** What you are asked to do **
The expected output is every entry below, exact in every character.

** Data excerpts **
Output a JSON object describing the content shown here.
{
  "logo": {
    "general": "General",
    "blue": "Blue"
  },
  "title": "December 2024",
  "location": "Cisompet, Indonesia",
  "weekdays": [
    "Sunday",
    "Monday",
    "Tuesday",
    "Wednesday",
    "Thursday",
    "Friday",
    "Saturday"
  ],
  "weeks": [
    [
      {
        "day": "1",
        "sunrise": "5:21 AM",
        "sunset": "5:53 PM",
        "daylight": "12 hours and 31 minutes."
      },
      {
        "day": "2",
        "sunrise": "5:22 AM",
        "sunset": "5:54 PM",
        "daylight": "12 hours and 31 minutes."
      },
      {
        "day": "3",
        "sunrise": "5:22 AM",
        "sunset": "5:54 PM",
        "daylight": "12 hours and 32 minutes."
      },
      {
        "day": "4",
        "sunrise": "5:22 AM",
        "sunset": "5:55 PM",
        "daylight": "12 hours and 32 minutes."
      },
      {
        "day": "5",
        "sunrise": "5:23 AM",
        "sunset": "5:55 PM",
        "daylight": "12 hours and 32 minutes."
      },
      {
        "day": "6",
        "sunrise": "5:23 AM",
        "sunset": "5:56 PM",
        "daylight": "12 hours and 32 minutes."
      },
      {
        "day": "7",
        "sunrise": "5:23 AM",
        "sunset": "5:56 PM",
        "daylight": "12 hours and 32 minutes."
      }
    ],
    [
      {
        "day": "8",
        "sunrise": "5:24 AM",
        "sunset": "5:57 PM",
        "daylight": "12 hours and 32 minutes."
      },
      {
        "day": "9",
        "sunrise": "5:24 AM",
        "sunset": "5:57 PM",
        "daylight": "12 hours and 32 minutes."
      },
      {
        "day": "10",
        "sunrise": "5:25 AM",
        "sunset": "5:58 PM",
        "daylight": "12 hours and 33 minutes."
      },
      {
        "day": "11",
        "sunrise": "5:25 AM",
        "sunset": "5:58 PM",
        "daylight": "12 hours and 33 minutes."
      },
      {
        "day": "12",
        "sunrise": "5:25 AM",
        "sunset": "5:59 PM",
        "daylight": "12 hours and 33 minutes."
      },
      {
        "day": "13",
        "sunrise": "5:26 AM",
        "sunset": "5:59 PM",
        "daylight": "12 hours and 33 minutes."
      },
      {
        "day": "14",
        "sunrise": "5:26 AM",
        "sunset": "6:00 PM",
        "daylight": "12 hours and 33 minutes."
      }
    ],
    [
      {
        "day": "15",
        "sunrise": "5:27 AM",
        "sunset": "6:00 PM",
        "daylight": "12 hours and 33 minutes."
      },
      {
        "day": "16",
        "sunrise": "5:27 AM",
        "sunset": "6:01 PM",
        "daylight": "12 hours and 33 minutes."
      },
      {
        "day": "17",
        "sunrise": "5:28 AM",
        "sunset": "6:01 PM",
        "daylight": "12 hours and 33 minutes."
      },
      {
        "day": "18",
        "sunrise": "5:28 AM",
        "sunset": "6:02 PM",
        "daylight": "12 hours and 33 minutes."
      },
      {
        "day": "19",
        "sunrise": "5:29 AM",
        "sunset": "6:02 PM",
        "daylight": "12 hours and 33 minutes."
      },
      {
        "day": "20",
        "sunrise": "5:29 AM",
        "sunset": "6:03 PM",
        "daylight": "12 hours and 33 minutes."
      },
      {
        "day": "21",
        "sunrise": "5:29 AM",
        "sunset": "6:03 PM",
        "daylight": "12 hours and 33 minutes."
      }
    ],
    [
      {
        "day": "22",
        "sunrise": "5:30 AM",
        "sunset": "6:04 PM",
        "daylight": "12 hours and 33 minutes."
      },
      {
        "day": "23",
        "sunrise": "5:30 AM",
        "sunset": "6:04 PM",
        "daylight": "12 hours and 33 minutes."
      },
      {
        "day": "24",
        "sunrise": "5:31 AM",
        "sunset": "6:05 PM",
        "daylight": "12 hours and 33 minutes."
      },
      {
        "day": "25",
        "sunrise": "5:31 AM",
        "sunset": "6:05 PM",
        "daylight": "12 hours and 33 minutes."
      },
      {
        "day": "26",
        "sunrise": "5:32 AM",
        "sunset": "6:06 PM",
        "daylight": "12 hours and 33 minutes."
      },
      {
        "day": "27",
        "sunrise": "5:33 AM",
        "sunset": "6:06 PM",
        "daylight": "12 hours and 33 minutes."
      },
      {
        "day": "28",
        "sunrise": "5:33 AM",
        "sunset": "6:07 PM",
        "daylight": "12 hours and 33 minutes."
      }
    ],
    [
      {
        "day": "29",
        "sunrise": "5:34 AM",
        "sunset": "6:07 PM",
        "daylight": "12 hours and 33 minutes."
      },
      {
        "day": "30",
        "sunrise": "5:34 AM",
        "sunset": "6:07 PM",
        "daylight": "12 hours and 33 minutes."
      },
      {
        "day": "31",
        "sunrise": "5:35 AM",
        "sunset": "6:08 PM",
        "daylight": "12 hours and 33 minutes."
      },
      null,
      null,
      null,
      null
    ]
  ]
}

** Output below **
Output a JSON object describing the content shown here.
{
  "logo": {
    "general": "General",
    "blue": "Blue"
  },
  "title": "December 2024",
  "location": "Cisompet, Indonesia",
  "weekdays": [
    "Sunday",
    "Monday",
    "Tuesday",
    "Wednesday",
    "Thursday",
    "Friday",
    "Saturday"
  ],
  "weeks": [
    [
      {
        "day": "1",
        "sunrise": "5:21 AM",
        "sunset": "5:53 PM",
        "daylight": "12 hours and 31 minutes."
      },
      {
        "day": "2",
        "sunrise": "5:22 AM",
        "sunset": "5:54 PM",
        "daylight": "12 hours and 31 minutes."
      },
      {
        "day": "3",
        "sunrise": "5:22 AM",
        "sunset": "5:54 PM",
        "daylight": "12 hours and 32 minutes."
      },
      {
        "day": "4",
        "sunrise": "5:22 AM",
        "sunset": "5:55 PM",
        "daylight": "12 hours and 32 minutes."
      },
      {
        "day": "5",
        "sunrise": "5:23 AM",
        "sunset": "5:55 PM",
        "daylight": "12 hours and 32 minutes."
      },
      {
        "day": "6",
        "sunrise": "5:23 AM",
        "sunset": "5:56 PM",
        "daylight": "12 hours and 32 minutes."
      },
      {
        "day": "7",
        "sunrise": "5:23 AM",
        "sunset": "5:56 PM",
        "daylight": "12 hours and 32 minutes."
      }
    ],
    [
      {
        "day": "8",
        "sunrise": "5:24 AM",
        "sunset": "5:57 PM",
        "daylight": "12 hours and 32 minutes."
      },
      {
        "day": "9",
        "sunrise": "5:24 AM",
        "sunset": "5:57 PM",
        "daylight": "12 hours and 32 minutes."
      },
      {
        "day": "10",
        "sunrise": "5:25 AM",
        "sunset": "5:58 PM",
        "daylight": "12 hours and 33 minutes."
      },
      {
        "day": "11",
        "sunrise": "5:25 AM",
        "sunset": "5:58 PM",
        "daylight": "12 hours and 33 minutes."
      },
      {
        "day": "12",
        "sunrise": "5:25 AM",
        "sunset": "5:59 PM",
        "daylight": "12 hours and 33 minutes."
      },
      {
        "day": "13",
        "sunrise": "5:26 AM",
        "sunset": "5:59 PM",
        "daylight": "12 hours and 33 minutes."
      },
      {
        "day": "14",
        "sunrise": "5:26 AM",
        "sunset": "6:00 PM",
        "daylight": "12 hours and 33 minutes."
      }
    ],
    [
      {
        "day": "15",
        "sunrise": "5:27 AM",
        "sunset": "6:00 PM",
        "daylight": "12 hours and 33 minutes."
      },
      {
        "day": "16",
        "sunrise": "5:27 AM",
        "sunset": "6:01 PM",
        "daylight": "12 hours and 33 minutes."
      },
      {
        "day": "17",
        "sunrise": "5:28 AM",
        "sunset": "6:01 PM",
        "daylight": "12 hours and 33 minutes."
      },
      {
        "day": "18",
        "sunrise": "5:28 AM",
        "sunset": "6:02 PM",
        "daylight": "12 hours and 33 minutes."
      },
      {
        "day": "19",
        "sunrise": "5:29 AM",
        "sunset": "6:02 PM",
        "daylight": "12 hours and 33 minutes."
      },
      {
        "day": "20",
        "sunrise": "5:29 AM",
        "sunset": "6:03 PM",
        "daylight": "12 hours and 33 minutes."
      },
      {
        "day": "21",
        "sunrise": "5:29 AM",
        "sunset": "6:03 PM",
        "daylight": "12 hours and 33 minutes."
      }
    ],
    [
      {
        "day": "22",
        "sunrise": "5:30 AM",
        "sunset": "6:04 PM",
        "daylight": "12 hours and 33 minutes."
      },
      {
        "day": "23",
        "sunrise": "5:30 AM",
        "sunset": "6:04 PM",
        "daylight": "12 hours and 33 minutes."
      },
      {
        "day": "24",
        "sunrise": "5:31 AM",
        "sunset": "6:05 PM",
        "daylight": "12 hours and 33 minutes."
      },
      {
        "day": "25",
        "sunrise": "5:31 AM",
        "sunset": "6:05 PM",
        "daylight": "12 hours and 33 minutes."
      },
      {
        "day": "26",
        "sunrise": "5:32 AM",
        "sunset": "6:06 PM",
        "daylight": "12 hours and 33 minutes."
      },
      {
        "day": "27",
        "sunrise": "5:33 AM",
        "sunset": "6:06 PM",
        "daylight": "12 hours and 33 minutes."
      },
      {
        "day": "28",
        "sunrise": "5:33 AM",
        "sunset": "6:07 PM",
        "daylight": "12 hours and 33 minutes."
      }
    ],
    [
      {
        "day": "29",
        "sunrise": "5:34 AM",
        "sunset": "6:07 PM",
        "daylight": "12 hours and 33 minutes."
      },
      {
        "day": "30",
        "sunrise": "5:34 AM",
        "sunset": "6:07 PM",
        "daylight": "12 hours and 33 minutes."
      },
      {
        "day": "31",
        "sunrise": "5:35 AM",
        "sunset": "6:08 PM",
        "daylight": "12 hours and 33 minutes."
      },
      null,
      null,
      null,
      null
    ]
  ]
}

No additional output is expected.